Excerpts from an interface dataset
______________________________

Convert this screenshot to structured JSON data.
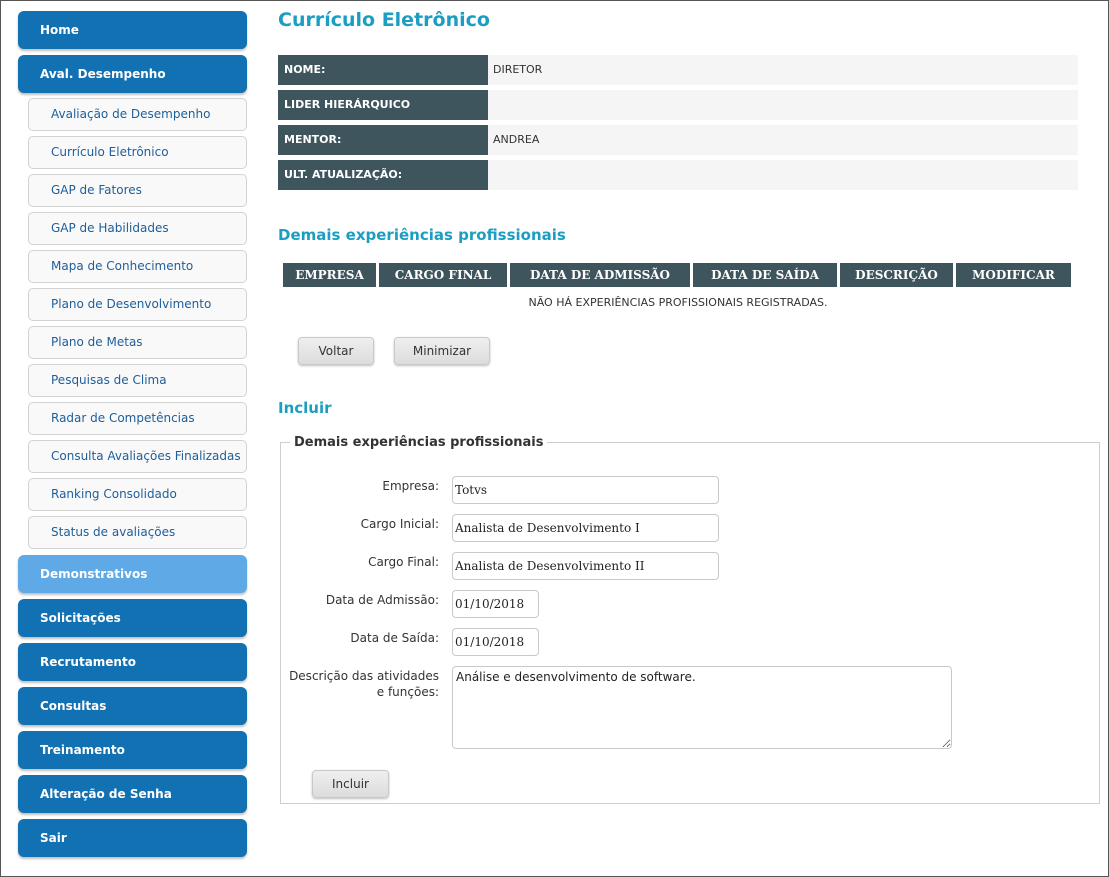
{
  "sidebar": {
    "main_top": [
      {
        "label": "Home"
      },
      {
        "label": "Aval. Desempenho"
      }
    ],
    "sub_items": [
      {
        "label": "Avaliação de Desempenho"
      },
      {
        "label": "Currículo Eletrônico"
      },
      {
        "label": "GAP de Fatores"
      },
      {
        "label": "GAP de Habilidades"
      },
      {
        "label": "Mapa de Conhecimento"
      },
      {
        "label": "Plano de Desenvolvimento"
      },
      {
        "label": "Plano de Metas"
      },
      {
        "label": "Pesquisas de Clima"
      },
      {
        "label": "Radar de Competências"
      },
      {
        "label": "Consulta Avaliações Finalizadas"
      },
      {
        "label": "Ranking Consolidado"
      },
      {
        "label": "Status de avaliações"
      }
    ],
    "main_bottom": [
      {
        "label": "Demonstrativos"
      },
      {
        "label": "Solicitações"
      },
      {
        "label": "Recrutamento"
      },
      {
        "label": "Consultas"
      },
      {
        "label": "Treinamento"
      },
      {
        "label": "Alteração de Senha"
      },
      {
        "label": "Sair"
      }
    ]
  },
  "page": {
    "title": "Currículo Eletrônico",
    "info": [
      {
        "label": "NOME:",
        "value": "DIRETOR"
      },
      {
        "label": "LIDER HIERÁRQUICO",
        "value": ""
      },
      {
        "label": "MENTOR:",
        "value": "ANDREA"
      },
      {
        "label": "ULT. ATUALIZAÇÃO:",
        "value": ""
      }
    ],
    "experiences": {
      "title": "Demais experiências profissionais",
      "columns": [
        "EMPRESA",
        "CARGO FINAL",
        "DATA DE ADMISSÃO",
        "DATA DE SAÍDA",
        "DESCRIÇÃO",
        "MODIFICAR"
      ],
      "empty_message": "NÃO HÁ EXPERIÊNCIAS PROFISSIONAIS REGISTRADAS."
    },
    "buttons": {
      "back": "Voltar",
      "minimize": "Minimizar"
    },
    "include": {
      "title": "Incluir",
      "legend": "Demais experiências profissionais",
      "fields": {
        "empresa": {
          "label": "Empresa:",
          "value": "Totvs"
        },
        "cargo_inicial": {
          "label": "Cargo Inicial:",
          "value": "Analista de Desenvolvimento I"
        },
        "cargo_final": {
          "label": "Cargo Final:",
          "value": "Analista de Desenvolvimento II"
        },
        "data_admissao": {
          "label": "Data de Admissão:",
          "value": "01/10/2018"
        },
        "data_saida": {
          "label": "Data de Saída:",
          "value": "01/10/2018"
        },
        "descricao": {
          "label_line1": "Descrição das atividades",
          "label_line2": "e funções:",
          "value": "Análise e desenvolvimento de software."
        }
      },
      "submit": "Incluir"
    }
  },
  "colors": {
    "nav_primary": "#1271b2",
    "nav_highlight": "#5fa9e6",
    "header_dark": "#3e555e",
    "title_accent": "#1b9ec1"
  }
}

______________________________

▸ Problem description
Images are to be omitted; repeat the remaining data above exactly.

▸ Exercise result
Convert this screenshot to structured JSON data.
{
  "sidebar": {
    "main_top": [
      {
        "label": "Home"
      },
      {
        "label": "Aval. Desempenho"
      }
    ],
    "sub_items": [
      {
        "label": "Avaliação de Desempenho"
      },
      {
        "label": "Currículo Eletrônico"
      },
      {
        "label": "GAP de Fatores"
      },
      {
        "label": "GAP de Habilidades"
      },
      {
        "label": "Mapa de Conhecimento"
      },
      {
        "label": "Plano de Desenvolvimento"
      },
      {
        "label": "Plano de Metas"
      },
      {
        "label": "Pesquisas de Clima"
      },
      {
        "label": "Radar de Competências"
      },
      {
        "label": "Consulta Avaliações Finalizadas"
      },
      {
        "label": "Ranking Consolidado"
      },
      {
        "label": "Status de avaliações"
      }
    ],
    "main_bottom": [
      {
        "label": "Demonstrativos"
      },
      {
        "label": "Solicitações"
      },
      {
        "label": "Recrutamento"
      },
      {
        "label": "Consultas"
      },
      {
        "label": "Treinamento"
      },
      {
        "label": "Alteração de Senha"
      },
      {
        "label": "Sair"
      }
    ]
  },
  "page": {
    "title": "Currículo Eletrônico",
    "info": [
      {
        "label": "NOME:",
        "value": "DIRETOR"
      },
      {
        "label": "LIDER HIERÁRQUICO",
        "value": ""
      },
      {
        "label": "MENTOR:",
        "value": "ANDREA"
      },
      {
        "label": "ULT. ATUALIZAÇÃO:",
        "value": ""
      }
    ],
    "experiences": {
      "title": "Demais experiências profissionais",
      "columns": [
        "EMPRESA",
        "CARGO FINAL",
        "DATA DE ADMISSÃO",
        "DATA DE SAÍDA",
        "DESCRIÇÃO",
        "MODIFICAR"
      ],
      "empty_message": "NÃO HÁ EXPERIÊNCIAS PROFISSIONAIS REGISTRADAS."
    },
    "buttons": {
      "back": "Voltar",
      "minimize": "Minimizar"
    },
    "include": {
      "title": "Incluir",
      "legend": "Demais experiências profissionais",
      "fields": {
        "empresa": {
          "label": "Empresa:",
          "value": "Totvs"
        },
        "cargo_inicial": {
          "label": "Cargo Inicial:",
          "value": "Analista de Desenvolvimento I"
        },
        "cargo_final": {
          "label": "Cargo Final:",
          "value": "Analista de Desenvolvimento II"
        },
        "data_admissao": {
          "label": "Data de Admissão:",
          "value": "01/10/2018"
        },
        "data_saida": {
          "label": "Data de Saída:",
          "value": "01/10/2018"
        },
        "descricao": {
          "label_line1": "Descrição das atividades",
          "label_line2": "e funções:",
          "value": "Análise e desenvolvimento de software."
        }
      },
      "submit": "Incluir"
    }
  },
  "colors": {
    "nav_primary": "#1271b2",
    "nav_highlight": "#5fa9e6",
    "header_dark": "#3e555e",
    "title_accent": "#1b9ec1"
  }
}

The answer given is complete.